▶ [WORK REQUIRED]: Of the lines below, copy those that hold the word "text".

START MATERIAL SUPPLIED

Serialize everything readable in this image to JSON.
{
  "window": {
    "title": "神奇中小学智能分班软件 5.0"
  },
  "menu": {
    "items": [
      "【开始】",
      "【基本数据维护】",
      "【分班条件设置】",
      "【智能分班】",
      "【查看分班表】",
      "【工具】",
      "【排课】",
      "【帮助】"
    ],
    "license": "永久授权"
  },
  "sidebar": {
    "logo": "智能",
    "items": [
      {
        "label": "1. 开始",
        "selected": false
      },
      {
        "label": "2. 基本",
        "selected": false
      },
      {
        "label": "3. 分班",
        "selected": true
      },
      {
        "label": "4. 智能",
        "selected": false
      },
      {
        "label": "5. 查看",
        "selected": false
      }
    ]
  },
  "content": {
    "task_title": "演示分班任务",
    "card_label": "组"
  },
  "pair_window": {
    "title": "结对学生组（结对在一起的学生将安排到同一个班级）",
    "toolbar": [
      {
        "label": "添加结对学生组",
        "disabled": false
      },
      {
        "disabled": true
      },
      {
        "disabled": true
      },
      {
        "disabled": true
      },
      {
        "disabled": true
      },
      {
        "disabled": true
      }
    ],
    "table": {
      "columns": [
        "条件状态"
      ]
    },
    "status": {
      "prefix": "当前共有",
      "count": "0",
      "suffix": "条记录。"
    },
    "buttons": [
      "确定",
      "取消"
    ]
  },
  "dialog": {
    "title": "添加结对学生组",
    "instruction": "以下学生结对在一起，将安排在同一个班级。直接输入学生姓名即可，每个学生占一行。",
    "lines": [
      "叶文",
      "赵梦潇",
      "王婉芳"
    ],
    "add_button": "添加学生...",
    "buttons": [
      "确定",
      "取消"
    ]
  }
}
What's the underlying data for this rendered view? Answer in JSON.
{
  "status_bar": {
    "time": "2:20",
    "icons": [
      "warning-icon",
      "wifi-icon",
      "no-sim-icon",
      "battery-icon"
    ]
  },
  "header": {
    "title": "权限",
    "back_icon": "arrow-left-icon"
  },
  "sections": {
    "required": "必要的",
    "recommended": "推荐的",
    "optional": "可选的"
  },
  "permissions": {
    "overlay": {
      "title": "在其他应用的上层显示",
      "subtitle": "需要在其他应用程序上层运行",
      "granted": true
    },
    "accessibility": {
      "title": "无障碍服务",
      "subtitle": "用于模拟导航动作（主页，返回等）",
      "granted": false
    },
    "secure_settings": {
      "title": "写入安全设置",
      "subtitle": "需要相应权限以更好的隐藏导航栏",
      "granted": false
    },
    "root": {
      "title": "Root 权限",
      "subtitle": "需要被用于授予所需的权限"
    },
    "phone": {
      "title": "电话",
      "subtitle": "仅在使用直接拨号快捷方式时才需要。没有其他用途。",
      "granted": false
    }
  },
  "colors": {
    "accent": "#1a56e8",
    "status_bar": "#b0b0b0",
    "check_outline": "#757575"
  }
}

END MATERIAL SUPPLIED
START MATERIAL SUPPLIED

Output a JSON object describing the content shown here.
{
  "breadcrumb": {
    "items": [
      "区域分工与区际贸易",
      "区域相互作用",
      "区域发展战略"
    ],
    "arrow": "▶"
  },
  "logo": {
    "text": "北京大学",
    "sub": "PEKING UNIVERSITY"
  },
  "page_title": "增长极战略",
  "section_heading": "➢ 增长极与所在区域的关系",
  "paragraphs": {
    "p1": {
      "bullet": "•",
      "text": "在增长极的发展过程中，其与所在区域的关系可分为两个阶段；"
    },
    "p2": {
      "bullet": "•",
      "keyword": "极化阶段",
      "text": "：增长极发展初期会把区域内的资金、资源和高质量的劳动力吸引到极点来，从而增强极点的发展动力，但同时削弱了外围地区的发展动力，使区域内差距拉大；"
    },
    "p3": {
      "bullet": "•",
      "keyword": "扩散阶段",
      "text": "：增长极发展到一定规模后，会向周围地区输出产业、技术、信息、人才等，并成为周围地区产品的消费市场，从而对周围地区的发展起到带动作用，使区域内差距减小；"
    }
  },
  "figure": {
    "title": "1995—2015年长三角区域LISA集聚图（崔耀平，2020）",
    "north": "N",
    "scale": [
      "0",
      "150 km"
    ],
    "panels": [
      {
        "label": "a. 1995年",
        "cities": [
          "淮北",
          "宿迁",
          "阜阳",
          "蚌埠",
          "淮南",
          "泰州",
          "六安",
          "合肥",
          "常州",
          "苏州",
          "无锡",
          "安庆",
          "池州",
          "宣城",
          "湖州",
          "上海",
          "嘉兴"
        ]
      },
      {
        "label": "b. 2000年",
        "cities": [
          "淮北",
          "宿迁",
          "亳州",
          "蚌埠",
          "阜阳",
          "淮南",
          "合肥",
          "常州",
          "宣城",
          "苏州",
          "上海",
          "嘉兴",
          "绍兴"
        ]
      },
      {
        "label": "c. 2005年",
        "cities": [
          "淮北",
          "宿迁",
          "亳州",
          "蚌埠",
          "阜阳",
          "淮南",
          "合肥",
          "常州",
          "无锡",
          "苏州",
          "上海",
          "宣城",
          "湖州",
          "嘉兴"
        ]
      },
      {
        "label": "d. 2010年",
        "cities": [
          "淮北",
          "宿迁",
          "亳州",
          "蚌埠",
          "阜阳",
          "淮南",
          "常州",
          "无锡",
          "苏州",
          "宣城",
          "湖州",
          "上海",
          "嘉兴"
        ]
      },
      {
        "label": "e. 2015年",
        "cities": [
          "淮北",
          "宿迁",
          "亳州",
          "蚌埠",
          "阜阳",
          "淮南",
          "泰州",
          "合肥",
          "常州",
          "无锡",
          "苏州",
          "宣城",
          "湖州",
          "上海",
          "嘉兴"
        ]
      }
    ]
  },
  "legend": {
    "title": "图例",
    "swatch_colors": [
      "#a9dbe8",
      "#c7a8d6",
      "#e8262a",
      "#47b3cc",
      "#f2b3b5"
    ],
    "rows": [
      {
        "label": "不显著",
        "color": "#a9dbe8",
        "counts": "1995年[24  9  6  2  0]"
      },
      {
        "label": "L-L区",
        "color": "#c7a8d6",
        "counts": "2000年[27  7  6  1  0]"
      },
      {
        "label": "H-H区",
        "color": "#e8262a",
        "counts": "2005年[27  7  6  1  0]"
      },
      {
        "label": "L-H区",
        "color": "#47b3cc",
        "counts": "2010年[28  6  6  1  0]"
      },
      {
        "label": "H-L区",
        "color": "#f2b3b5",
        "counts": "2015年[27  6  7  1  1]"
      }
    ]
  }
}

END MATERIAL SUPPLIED
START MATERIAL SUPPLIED

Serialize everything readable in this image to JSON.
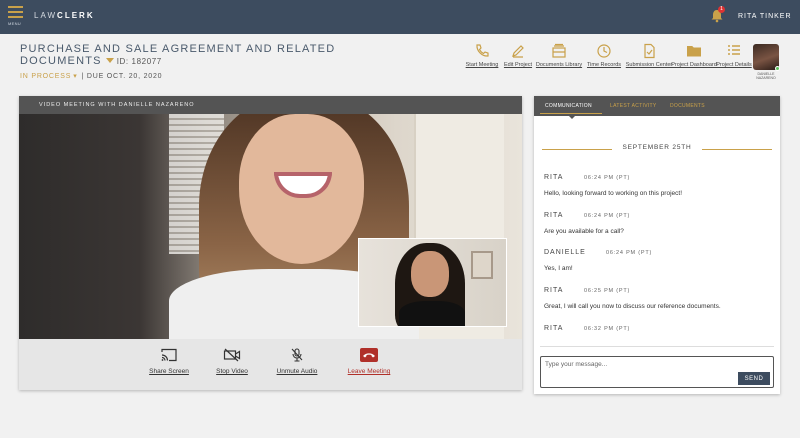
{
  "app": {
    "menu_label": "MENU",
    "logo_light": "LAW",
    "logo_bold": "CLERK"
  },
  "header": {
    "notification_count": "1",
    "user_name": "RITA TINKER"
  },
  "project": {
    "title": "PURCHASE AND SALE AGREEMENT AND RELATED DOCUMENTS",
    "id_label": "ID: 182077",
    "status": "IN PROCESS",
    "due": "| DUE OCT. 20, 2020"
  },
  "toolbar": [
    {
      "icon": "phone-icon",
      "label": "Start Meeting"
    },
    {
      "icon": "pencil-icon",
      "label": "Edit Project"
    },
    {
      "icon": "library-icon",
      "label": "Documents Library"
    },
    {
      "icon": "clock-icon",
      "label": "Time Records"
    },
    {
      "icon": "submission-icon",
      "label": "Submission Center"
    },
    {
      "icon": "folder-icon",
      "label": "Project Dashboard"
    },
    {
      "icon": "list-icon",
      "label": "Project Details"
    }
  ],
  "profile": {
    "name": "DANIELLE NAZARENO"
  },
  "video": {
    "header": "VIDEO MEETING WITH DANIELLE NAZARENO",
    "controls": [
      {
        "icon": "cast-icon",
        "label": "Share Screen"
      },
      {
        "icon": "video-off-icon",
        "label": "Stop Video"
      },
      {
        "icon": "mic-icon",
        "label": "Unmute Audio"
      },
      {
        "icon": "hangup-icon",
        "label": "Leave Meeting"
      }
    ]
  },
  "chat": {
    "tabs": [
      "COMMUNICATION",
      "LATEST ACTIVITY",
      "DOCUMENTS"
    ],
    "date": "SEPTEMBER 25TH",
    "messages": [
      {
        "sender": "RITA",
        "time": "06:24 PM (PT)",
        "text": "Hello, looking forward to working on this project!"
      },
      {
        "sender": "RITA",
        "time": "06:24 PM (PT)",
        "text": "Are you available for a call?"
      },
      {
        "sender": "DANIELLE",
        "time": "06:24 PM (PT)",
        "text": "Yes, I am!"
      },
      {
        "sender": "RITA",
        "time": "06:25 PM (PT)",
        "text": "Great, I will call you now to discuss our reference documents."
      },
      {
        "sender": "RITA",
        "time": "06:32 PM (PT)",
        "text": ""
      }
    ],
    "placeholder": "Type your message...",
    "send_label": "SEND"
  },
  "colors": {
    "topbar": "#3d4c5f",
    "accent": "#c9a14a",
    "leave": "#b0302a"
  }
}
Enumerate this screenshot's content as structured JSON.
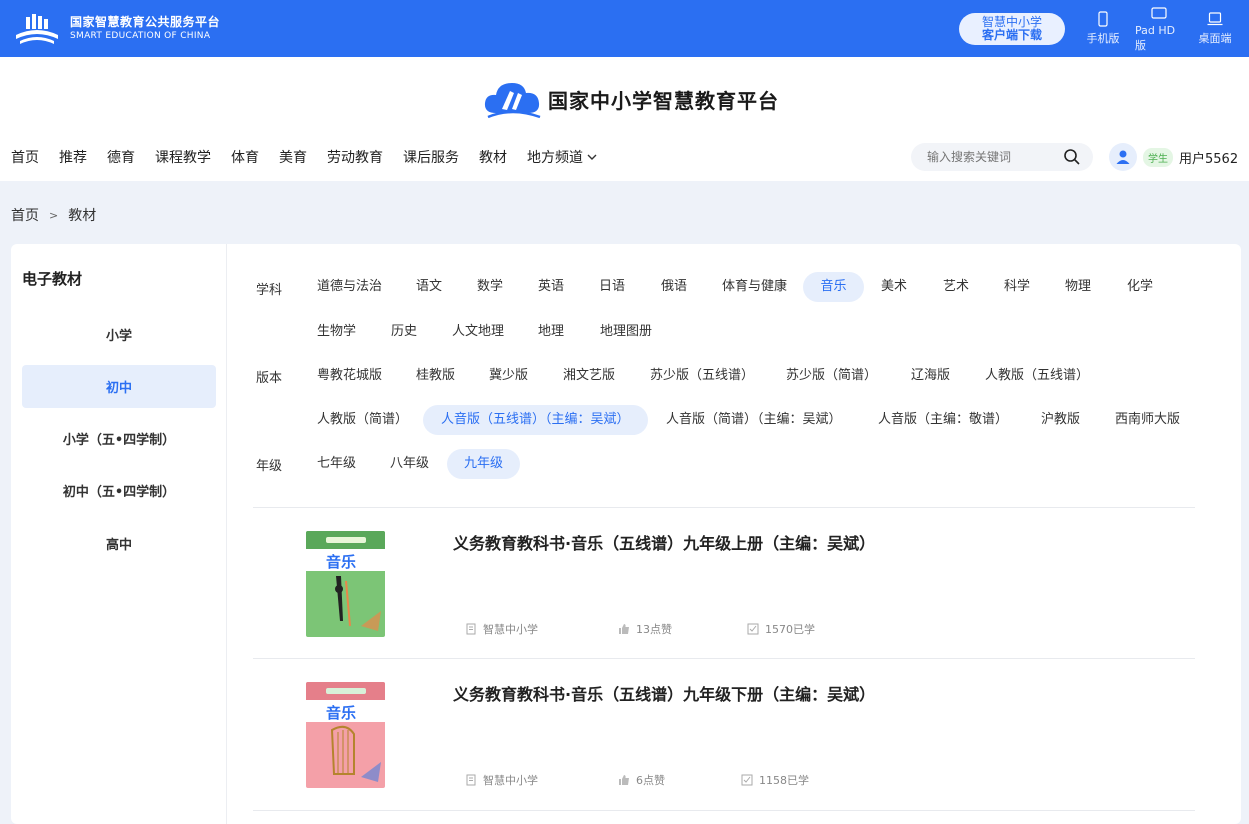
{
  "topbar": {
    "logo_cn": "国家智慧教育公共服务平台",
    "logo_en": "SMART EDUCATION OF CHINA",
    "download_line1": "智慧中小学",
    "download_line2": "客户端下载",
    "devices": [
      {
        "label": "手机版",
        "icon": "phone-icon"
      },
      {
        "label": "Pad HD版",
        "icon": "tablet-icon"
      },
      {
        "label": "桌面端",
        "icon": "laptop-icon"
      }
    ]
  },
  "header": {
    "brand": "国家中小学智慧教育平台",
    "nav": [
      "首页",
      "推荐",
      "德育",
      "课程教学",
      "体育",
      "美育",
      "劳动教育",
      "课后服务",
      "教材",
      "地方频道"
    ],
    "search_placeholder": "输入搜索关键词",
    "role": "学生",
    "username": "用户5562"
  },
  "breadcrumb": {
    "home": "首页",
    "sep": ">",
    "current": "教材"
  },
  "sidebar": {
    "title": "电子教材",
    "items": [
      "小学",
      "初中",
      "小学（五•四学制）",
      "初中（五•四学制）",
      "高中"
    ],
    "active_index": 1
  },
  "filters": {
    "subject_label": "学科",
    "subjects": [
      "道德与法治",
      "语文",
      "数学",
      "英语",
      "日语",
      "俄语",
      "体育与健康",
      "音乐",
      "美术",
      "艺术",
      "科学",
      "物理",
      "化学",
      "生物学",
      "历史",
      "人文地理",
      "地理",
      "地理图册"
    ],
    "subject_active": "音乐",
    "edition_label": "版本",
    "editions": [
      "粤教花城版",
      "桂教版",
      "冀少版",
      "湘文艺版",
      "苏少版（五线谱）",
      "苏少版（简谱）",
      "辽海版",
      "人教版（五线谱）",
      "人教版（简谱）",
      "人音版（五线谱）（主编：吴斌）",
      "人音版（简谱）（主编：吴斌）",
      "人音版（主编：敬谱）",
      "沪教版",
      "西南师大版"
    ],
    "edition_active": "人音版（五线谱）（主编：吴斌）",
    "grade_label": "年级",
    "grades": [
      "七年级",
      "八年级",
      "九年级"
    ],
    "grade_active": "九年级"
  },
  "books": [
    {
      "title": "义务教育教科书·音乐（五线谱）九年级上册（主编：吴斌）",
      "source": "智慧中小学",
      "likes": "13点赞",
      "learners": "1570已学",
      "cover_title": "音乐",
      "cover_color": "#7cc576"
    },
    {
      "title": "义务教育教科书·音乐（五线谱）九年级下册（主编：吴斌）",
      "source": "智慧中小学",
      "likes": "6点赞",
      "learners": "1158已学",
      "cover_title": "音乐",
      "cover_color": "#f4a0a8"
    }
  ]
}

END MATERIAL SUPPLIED

▶ [COMPLETED EXERCISE]:
    "text": "北京大学",
      "text": "在增长极的发展过程中，其与所在区域的关系可分为两个阶段；"
      "text": "：增长极发展初期会把区域内的资金、资源和高质量的劳动力吸引到极点来，从而增强极点的发展动力，但同时削弱了外围地区的发展动力，使区域内差距拉大；"
      "text": "：增长极发展到一定规模后，会向周围地区输出产业、技术、信息、人才等，并成为周围地区产品的消费市场，从而对周围地区的发展起到带动作用，使区域内差距减小；"
        "text": "Hello, looking forward to working on this project!"
        "text": "Are you available for a call?"
        "text": "Yes, I am!"
        "text": "Great, I will call you now to discuss our reference documents."
        "text": ""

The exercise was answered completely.